Now, on to the actual mathematics!
"Understand thus..." says the first line of the treatise, giving the definitions of the earliest level; of course, without a formalized tetrational notation, he had to improvise. In modern notation, we can summarize: hn=n^^n (now we would call the same function "megafuga").
Now we have hhn=h(hn), hhhn=h(hhn), and so on; culminating in the general case mhn=hm(n).
[I use the superscript here in the modern sense; a different meaning occurs in the treatise itself - though that doesn't really create a conflict, since it fortunately doesn't include this case!
Specifically, it does not include cases like hxn, with only one h to the left of the superscript and one number to the right - which, for obvious reasons, includes all the cases where I'll be using it in the modern meaning. Which is kind of lucky.]
Note that hn=n^^n=n^^^2, hhn=(n^^n)^^(n^^n)>n^^(n^^n)=n^^^3, and similarly 3hn>n^^^4, ..., mhn>n^^^(m+1) (which in turn is more than n^^^m). So we're already in pentational territory.
And the next step brings us to the limits of pentation: let hmhn=hhmn; this is more than n^^^(m^^m).
In turn, we can have hhmhn=hhhmn, and so on, the number to the left of the last hn being the number of iterations for the h function.
This means that hkhmhn=hhhkmn; we can easily iterate this further, to outrageous examples like h7h2h15h4h5h8h9=hhhhhhh72154589 (for all I know, this number, being the largest listed specifically in the treatise - further examples always involve a n somewhere - might well have been the largest number ever specifically referred to in all of mathematical history up to that year).
Now we are certainly passing into hexational territory - already nhnhn>n^^^(nhn)>n^^^(n^^^n)=n^^^^3. Similarly, nhnhnhn>n^^^(nhnhn)>n^^^^4, and so on.

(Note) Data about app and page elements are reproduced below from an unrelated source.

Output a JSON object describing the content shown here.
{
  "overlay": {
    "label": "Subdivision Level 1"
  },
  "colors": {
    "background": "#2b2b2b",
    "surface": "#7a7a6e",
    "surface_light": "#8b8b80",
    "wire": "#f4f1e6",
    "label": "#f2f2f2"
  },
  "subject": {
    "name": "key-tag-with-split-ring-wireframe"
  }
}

At this point, Kharms focuses on a specific case - that where all the coefficients m in hmhm...hmhn are identical; it is for this case that he used the notation mhkn (where the sequence "hm" repeats k-1 times). In particular, for m=n, we have hnhn...hn=nhkn (where the sequence "hn" repeats k times).
It is this case - and specifically its version where k=n - that Kharms uses as the next function, nhnn=tn.
We can easily see that nhkn=hnhk-1nn (this combines the original and modern superscript notations); then nhkn>n^^^(nhk-1n). Since nh2n=hnhn=hhnn>n^^^(hn)>n^^^n=n^^^^2, by induction we have nhkn>n^^^^k, and tn>n^^^^n (though not by much, googologically speaking - it is probably less than n^^^^(n+1)).
Kharms continues, defining the first-level circle notation, which is already as powerful as the full might of (non-iterated) Knuth's up-arrows; but for that, see part 2 (if I ever decide to write it).